Differentially tape-stripped porcine skin was developed and validated as an in vitro model for transdermal drug delivery studies.62 ,63 Using this in vitro model to test the GBP-based glucose sensor, a linear correlation was observed between the concentration of the glucose under the skin and glucose collected on the skin (R^2=0.9433, p value for slope=0.001 and p value for intercept=0.351). In repeated experiments on adults, the TG collected appears to track blood glucose levels.64 Preliminary results on preterm neonates show about 40 times more glucose collected on skin compared to adults with the same blood glucose levels. This is consistent with the higher permeability of the neonatal skin relative to that of adults.

Conclusion

Measurements obtained using POC glucose meters should be interpreted with caution and when possible, verified with a laboratory analyser, especially at critical hypoglycaemic levels, in order to minimise misdiagnosis.11 In addition, these glucose meters require breaking of skin, causing pain and the potential for infection. However, no methods currently available painlessly and non-invasively evaluate glucose levels accurately in neonates. For good reasons, there is a call for a development of such devices. The GBP biosensor that can detect the very low dermal glucose concentrations is proof of principle that non-invasive glucose monitoring will be possible in the future.

References

View Abstract

Footnotes

  • Funding The CAST-UMBC work was supported by the NIH grant R41HD069207 and partly by GE Healthcare.

  • Competing interests None.

  • Provenance and peer review Not commissioned; externally peer reviewed.

Request Permissions

If you wish to reuse any or all of this article please use the link below which will take you to the Copyright Clearance Center’s RightsLink service.
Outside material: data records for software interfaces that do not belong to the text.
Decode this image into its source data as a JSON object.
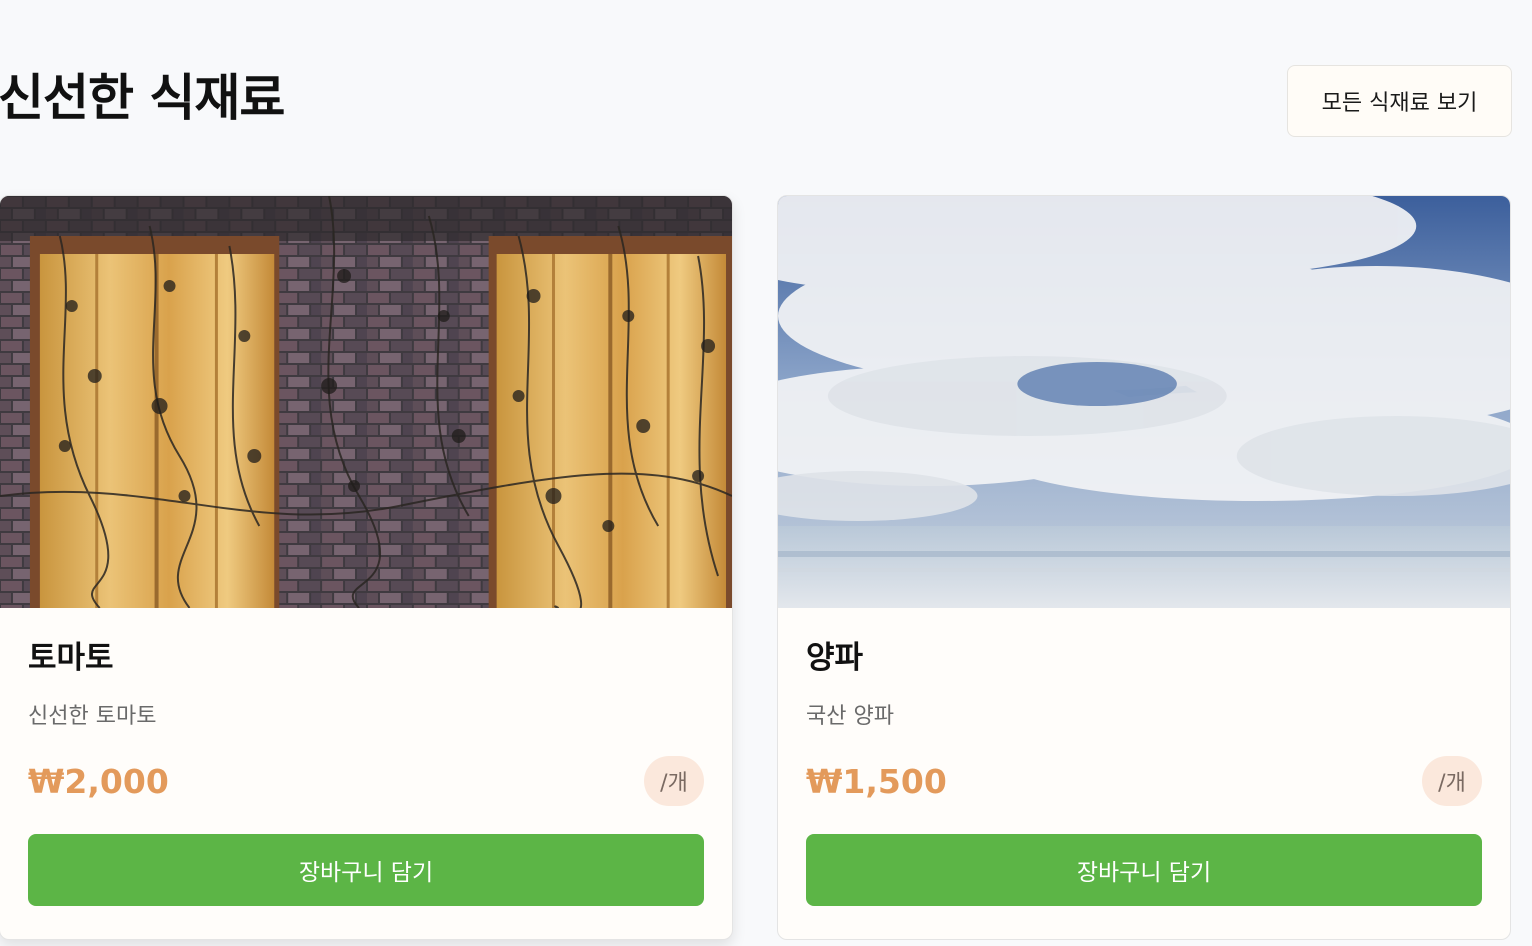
{
  "section": {
    "title": "신선한 식재료",
    "view_all_label": "모든 식재료 보기"
  },
  "products": [
    {
      "name": "토마토",
      "description": "신선한 토마토",
      "price": "₩2,000",
      "unit": "/개",
      "cart_label": "장바구니 담기",
      "image": "brick-wall-wooden-doors-vines"
    },
    {
      "name": "양파",
      "description": "국산 양파",
      "price": "₩1,500",
      "unit": "/개",
      "cart_label": "장바구니 담기",
      "image": "cloudy-sky-reflection"
    }
  ],
  "colors": {
    "accent_green": "#5cb546",
    "price_orange": "#e39a5b",
    "badge_bg": "#fbe8dc"
  }
}
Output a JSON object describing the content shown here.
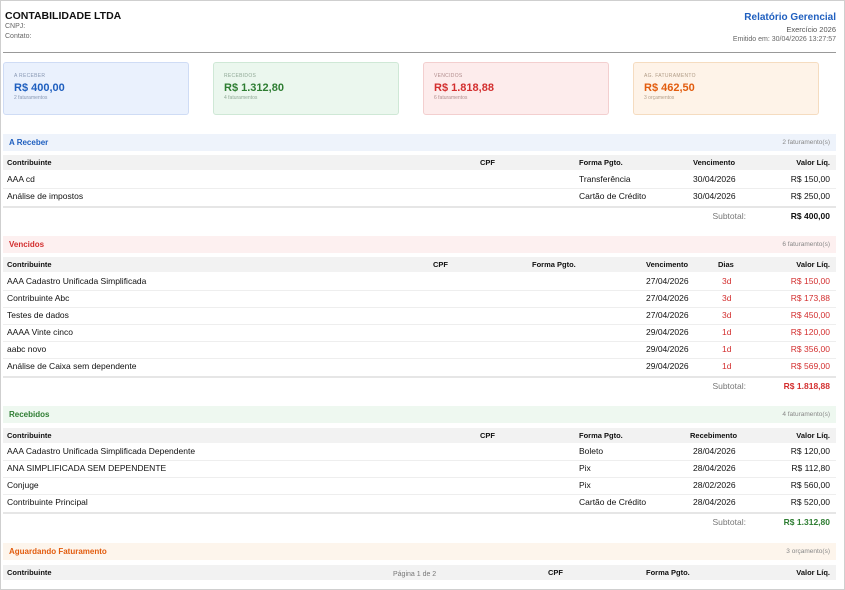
{
  "header": {
    "company": "CONTABILIDADE LTDA",
    "cnpj_label": "CNPJ:",
    "contato_label": "Contato:",
    "report_title": "Relatório Gerencial",
    "exercise": "Exercício 2026",
    "emitted": "Emitido em: 30/04/2026 13:27:57"
  },
  "cards": [
    {
      "label": "A RECEBER",
      "value": "R$ 400,00",
      "sub": "2 faturamentos",
      "color": "#1f5fbf"
    },
    {
      "label": "RECEBIDOS",
      "value": "R$ 1.312,80",
      "sub": "4 faturamentos",
      "color": "#2e7d32"
    },
    {
      "label": "VENCIDOS",
      "value": "R$ 1.818,88",
      "sub": "6 faturamentos",
      "color": "#d32f2f"
    },
    {
      "label": "AG. FATURAMENTO",
      "value": "R$ 462,50",
      "sub": "3 orçamentos",
      "color": "#e25c0e"
    }
  ],
  "areceber": {
    "title": "A Receber",
    "count": "2 faturamento(s)",
    "headers": {
      "contribuinte": "Contribuinte",
      "cpf": "CPF",
      "forma": "Forma Pgto.",
      "data": "Vencimento",
      "valor": "Valor Líq."
    },
    "rows": [
      {
        "contribuinte": "AAA cd",
        "cpf": "",
        "forma": "Transferência",
        "data": "30/04/2026",
        "valor": "R$ 150,00"
      },
      {
        "contribuinte": "Análise de impostos",
        "cpf": "",
        "forma": "Cartão de Crédito",
        "data": "30/04/2026",
        "valor": "R$ 250,00"
      }
    ],
    "subtotal_label": "Subtotal:",
    "subtotal": "R$ 400,00"
  },
  "vencidos": {
    "title": "Vencidos",
    "count": "6 faturamento(s)",
    "headers": {
      "contribuinte": "Contribuinte",
      "cpf": "CPF",
      "forma": "Forma Pgto.",
      "data": "Vencimento",
      "dias": "Dias",
      "valor": "Valor Líq."
    },
    "rows": [
      {
        "contribuinte": "AAA Cadastro Unificada Simplificada",
        "cpf": "",
        "forma": "",
        "data": "27/04/2026",
        "dias": "3d",
        "valor": "R$ 150,00"
      },
      {
        "contribuinte": "Contribuinte Abc",
        "cpf": "",
        "forma": "",
        "data": "27/04/2026",
        "dias": "3d",
        "valor": "R$ 173,88"
      },
      {
        "contribuinte": "Testes de dados",
        "cpf": "",
        "forma": "",
        "data": "27/04/2026",
        "dias": "3d",
        "valor": "R$ 450,00"
      },
      {
        "contribuinte": "AAAA Vinte cinco",
        "cpf": "",
        "forma": "",
        "data": "29/04/2026",
        "dias": "1d",
        "valor": "R$ 120,00"
      },
      {
        "contribuinte": "aabc novo",
        "cpf": "",
        "forma": "",
        "data": "29/04/2026",
        "dias": "1d",
        "valor": "R$ 356,00"
      },
      {
        "contribuinte": "Análise de Caixa sem dependente",
        "cpf": "",
        "forma": "",
        "data": "29/04/2026",
        "dias": "1d",
        "valor": "R$ 569,00"
      }
    ],
    "subtotal_label": "Subtotal:",
    "subtotal": "R$ 1.818,88"
  },
  "recebidos": {
    "title": "Recebidos",
    "count": "4 faturamento(s)",
    "headers": {
      "contribuinte": "Contribuinte",
      "cpf": "CPF",
      "forma": "Forma Pgto.",
      "data": "Recebimento",
      "valor": "Valor Líq."
    },
    "rows": [
      {
        "contribuinte": "AAA Cadastro Unificada Simplificada Dependente",
        "cpf": "",
        "forma": "Boleto",
        "data": "28/04/2026",
        "valor": "R$ 120,00"
      },
      {
        "contribuinte": "ANA SIMPLIFICADA SEM DEPENDENTE",
        "cpf": "",
        "forma": "Pix",
        "data": "28/04/2026",
        "valor": "R$ 112,80"
      },
      {
        "contribuinte": "Conjuge",
        "cpf": "",
        "forma": "Pix",
        "data": "28/02/2026",
        "valor": "R$ 560,00"
      },
      {
        "contribuinte": "Contribuinte Principal",
        "cpf": "",
        "forma": "Cartão de Crédito",
        "data": "28/04/2026",
        "valor": "R$ 520,00"
      }
    ],
    "subtotal_label": "Subtotal:",
    "subtotal": "R$ 1.312,80"
  },
  "aguardando": {
    "title": "Aguardando Faturamento",
    "count": "3 orçamento(s)",
    "headers": {
      "contribuinte": "Contribuinte",
      "cpf": "CPF",
      "forma": "Forma Pgto.",
      "valor": "Valor Líq."
    }
  },
  "footer": {
    "page": "Página 1 de 2"
  }
}
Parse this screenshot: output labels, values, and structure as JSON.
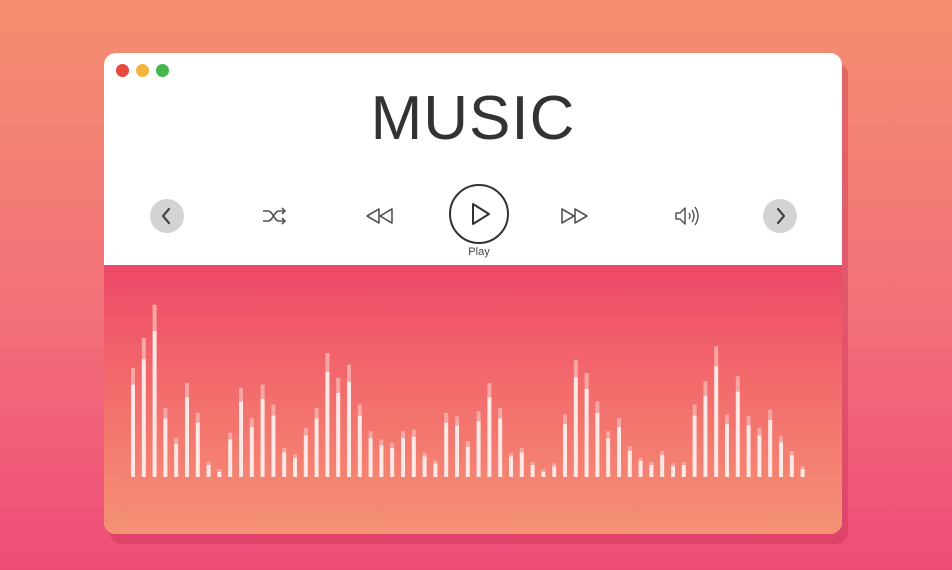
{
  "window": {
    "traffic_lights": [
      "close",
      "minimize",
      "maximize"
    ],
    "title": "MUSIC"
  },
  "controls": {
    "prev_icon": "chevron-left-icon",
    "shuffle_icon": "shuffle-icon",
    "rewind_icon": "rewind-icon",
    "play_icon": "play-icon",
    "play_label": "Play",
    "fast_forward_icon": "fast-forward-icon",
    "volume_icon": "volume-icon",
    "next_icon": "chevron-right-icon"
  },
  "colors": {
    "bar_solid": "#ffe9e7",
    "bar_faded": "#f7a7a3",
    "panel_top": "#ee4868",
    "panel_bottom": "#f59275"
  },
  "equalizer": {
    "levels": [
      0.62,
      0.8,
      1.0,
      0.38,
      0.2,
      0.53,
      0.35,
      0.05,
      0.0,
      0.23,
      0.5,
      0.32,
      0.52,
      0.4,
      0.14,
      0.1,
      0.26,
      0.38,
      0.71,
      0.56,
      0.64,
      0.4,
      0.24,
      0.19,
      0.17,
      0.24,
      0.25,
      0.11,
      0.06,
      0.35,
      0.33,
      0.18,
      0.36,
      0.53,
      0.38,
      0.11,
      0.14,
      0.05,
      0.0,
      0.04,
      0.34,
      0.67,
      0.59,
      0.42,
      0.24,
      0.32,
      0.15,
      0.08,
      0.05,
      0.12,
      0.04,
      0.05,
      0.4,
      0.54,
      0.75,
      0.34,
      0.57,
      0.33,
      0.26,
      0.37,
      0.21,
      0.12,
      0.02
    ]
  }
}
You will be able to get a quick price and instant permission to reuse the content in many different ways.